We wander around all 24 cabins to inspect the irreversible damage, and spend a great deal of time trying to imagine what it might have been like in the late-80s whilst in full-swing and operating as a successful business. We pass through the reception which is completely bare, and out into what I can only imagine was once the communal pool area. I lift some iron sheeting to reveal a barely recognisable swimming pool filled to the brim with pitch black water.
Still, Rah is nowhere to be seen. With only one place left to look we begin the trek to the northernmost point of Australia. We follow a rocky goat’s trail which weaves up and over two massive peaks before winding back down to the water’s edge. We pass cairns made from the smoothest stones which have been arranged at the very top of each peak, and then at the very tip of Australia we find Rah sitting and gazing out into the ocean.
Straight out from the sign which informs us of our location, there looks to be two separate currents which converge in a swirling motion between where we stand and the island directly in front of us. It’s almost as if two oceans meet at this very location.

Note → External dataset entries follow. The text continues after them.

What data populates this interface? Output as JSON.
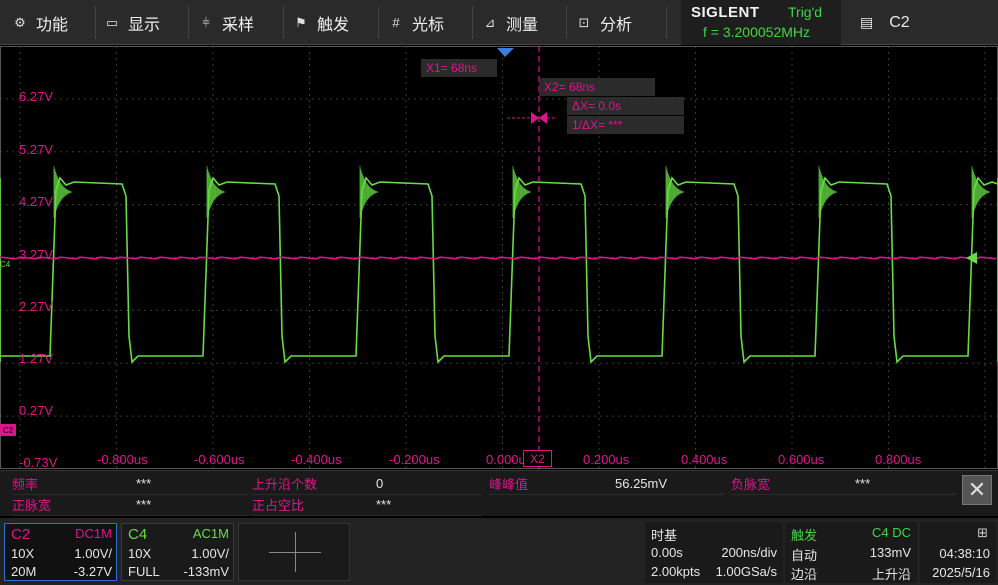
{
  "menu": {
    "items": [
      {
        "label": "功能",
        "icon": "gear-icon"
      },
      {
        "label": "显示",
        "icon": "display-icon"
      },
      {
        "label": "采样",
        "icon": "sampling-icon"
      },
      {
        "label": "触发",
        "icon": "trigger-flag-icon"
      },
      {
        "label": "光标",
        "icon": "cursor-grid-icon"
      },
      {
        "label": "测量",
        "icon": "measure-icon"
      },
      {
        "label": "分析",
        "icon": "analysis-icon"
      }
    ],
    "brand": "SIGLENT",
    "trig_status": "Trig'd",
    "frequency": "f = 3.200052MHz",
    "active_channel": "C2",
    "active_channel_icon": "channel-list-icon"
  },
  "grid": {
    "y_labels": [
      "6.27V",
      "5.27V",
      "4.27V",
      "3.27V",
      "2.27V",
      "1.27V",
      "0.27V",
      "-0.73V"
    ],
    "x_labels": [
      "-0.800us",
      "-0.600us",
      "-0.400us",
      "-0.200us",
      "0.000us",
      "0.200us",
      "0.400us",
      "0.600us",
      "0.800us"
    ],
    "c4_marker": "C4",
    "c2_marker": "C2"
  },
  "cursors": {
    "x1": "X1= 68ns",
    "x2": "X2= 68ns",
    "delta": "ΔX= 0.0s",
    "inv_delta": "1/ΔX= ***",
    "x2_tag": "X2"
  },
  "measurements": {
    "row1": [
      {
        "name": "频率",
        "value": "***"
      },
      {
        "name": "上升沿个数",
        "value": "0"
      },
      {
        "name": "峰峰值",
        "value": "56.25mV"
      },
      {
        "name": "负脉宽",
        "value": "***"
      }
    ],
    "row2": [
      {
        "name": "正脉宽",
        "value": "***"
      },
      {
        "name": "正占空比",
        "value": "***"
      }
    ]
  },
  "channels": {
    "c2": {
      "name": "C2",
      "coupling": "DC1M",
      "probe": "10X",
      "scale": "1.00V/",
      "bw": "20M",
      "offset": "-3.27V"
    },
    "c4": {
      "name": "C4",
      "coupling": "AC1M",
      "probe": "10X",
      "scale": "1.00V/",
      "bw": "FULL",
      "offset": "-133mV"
    }
  },
  "timebase": {
    "title": "时基",
    "delay": "0.00s",
    "scale": "200ns/div",
    "points": "2.00kpts",
    "rate": "1.00GSa/s"
  },
  "trigger": {
    "title": "触发",
    "source": "C4 DC",
    "mode": "自动",
    "level": "133mV",
    "type": "边沿",
    "slope": "上升沿"
  },
  "clock": {
    "time": "04:38:10",
    "date": "2025/5/16",
    "icon": "network-icon"
  },
  "colors": {
    "c2": "#e0138c",
    "c4": "#66dd44",
    "trig": "#43d443",
    "accent": "#2a6fd6"
  }
}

With darkness approaching we scout out the best vantage point possible to experience the sunset.
We aren’t exactly blessed with clear blue skies, though as the sun is nearing the horizon the clouds do part to reveal the glorious, glowing sun. Its soft yellow light reflects off and melds with the deep, dark blues of the swirling ocean. The nearby coastal mountain ranges to our left are silhouetted by the setting sun, and that lone yacht sits peacefully without a worry in the world. I wonder if they can see us all the way up here, and whether they’re indeed doing the same thing as us; watching Mother Nature in all of her glory and magnificent colours!
Here's a quick time lapse that B-man put together for our cloudy sunset:
We walk back to the motorbikes in the paling evening light, and don’t waste any time in getting on the road in fear of riding the tight, technical track back to Punsand Bay in the dark of the night. Unfortunately our window of opportunity is not as wide as the ride is long, and we find ourselves struggling to make out the track let-alone any corners as we approach them at speed. Rah and I are both so sleepy, and I try hard to fight the heavy eyelids and concentrate on what is ahead of me. The DR hasn’t got the best of lights, and with the high-beam on I find the visibility directly in front of me isn’t good enough. So instead, I ride back with the dismal low-beam lighting up birds and enormous flying insects as they kamikaze toward it from the tall grass. We stop briefly and look on as Brogan peels a green tree frog from his headlight. He said it look to have dropped from a tree as he was riding-by.
Once back at Punsand Bay I cook a vegetable and noodle soup with a serious dose of chilli. As exhausted as we are, it doesn’t stop us from staying up a while to chat about one of the most breathtakingly beautiful places we’ve ever seen. It really sheds light on Australia’s immense environmental diversity, and gives us a newfound drive to explore the rest of what is on offer.